The Ministry of Education, through Maria Paula Dallari Bucci, the Secretary of Higher Learning, pointed out that extensive work – which has not been concluded yet – is being done on the institutionalizing of the IFES. But there is still a long way to go in terms of external networking, such as exploring the areas of extension and innovation more extensively. “From the formal point of view, the extension and innovation programs could be more fruitful than they are nowadays.” Maria Paula also mentioned where to move on. “Current institutionalism is fragmented and disconnected from extension and innovation, even though the universities receive a significant amount of funds”, she stated. “The challenge ahead of us is the construction of new institutionalism: a lighter, more intelligent and more rational one.”
Antonio Ibañez, the advisor of the Ministry of Science and Technology’s Coordination of Sector Funds, said that the good things existing at the federal universities, that were taboo until a while ago – such as evaluations – have been absorbed by society. But he acknowledged that the autonomy of the IFES is an issue that still needs to be addressed, as are the issue of the foundations created by the universities to make them more flexible from the bureaucratic and financial point of view. “Traditionally, the State does not want to relinquish its control over the universities or the foundations”, said Ibañez.

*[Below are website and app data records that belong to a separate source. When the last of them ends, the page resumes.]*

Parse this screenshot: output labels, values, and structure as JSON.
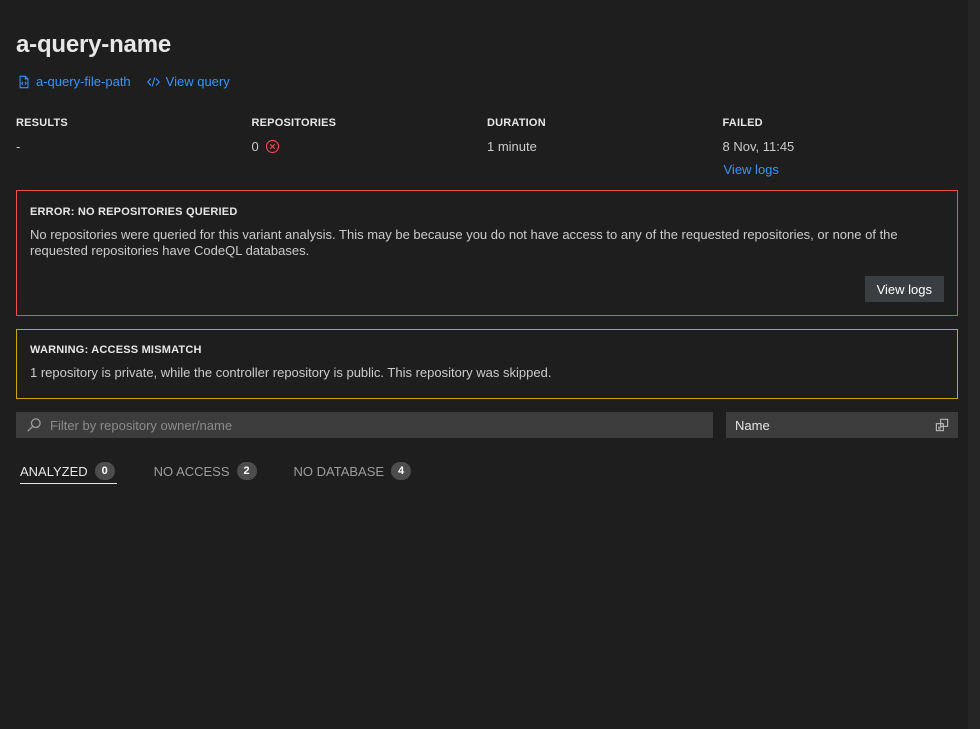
{
  "query": {
    "name": "a-query-name",
    "file_path_link": "a-query-file-path",
    "view_query_link": "View query"
  },
  "stats": {
    "results": {
      "label": "RESULTS",
      "value": "-"
    },
    "repositories": {
      "label": "REPOSITORIES",
      "value": "0"
    },
    "duration": {
      "label": "DURATION",
      "value": "1 minute"
    },
    "status": {
      "label": "FAILED",
      "value": "8 Nov, 11:45",
      "link": "View logs"
    }
  },
  "alerts": {
    "error": {
      "title": "ERROR: NO REPOSITORIES QUERIED",
      "message": "No repositories were queried for this variant analysis. This may be because you do not have access to any of the requested repositories, or none of the requested repositories have CodeQL databases.",
      "button_label": "View logs"
    },
    "warning": {
      "title": "WARNING: ACCESS MISMATCH",
      "message": "1 repository is private, while the controller repository is public. This repository was skipped."
    }
  },
  "filter": {
    "placeholder": "Filter by repository owner/name",
    "value": "",
    "sort_label": "Name"
  },
  "tabs": [
    {
      "label": "ANALYZED",
      "count": "0",
      "active": true
    },
    {
      "label": "NO ACCESS",
      "count": "2",
      "active": false
    },
    {
      "label": "NO DATABASE",
      "count": "4",
      "active": false
    }
  ],
  "colors": {
    "background": "#1e1e1e",
    "link": "#3794ff",
    "error": "#f14c4c",
    "warning": "#cca700"
  }
}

Professor Manassés Claudino Fonteles, from the Federal University of Ceará and former president of the Council of Deans of Brazilian Universities/ CRUB, acknowledged the advances made in the last few years, but attacked the general mediocrity of Brazilian universities. “We need to build a process of competency from the north to the south of the country”, he suggested. “We cannot have competency only at the 30 or 40 institutions that are considered as being of a high level”. Fonteles concluded his presentation by criticizing the ‘erratic financing’ of research, as is the case in many parts of the country.Republish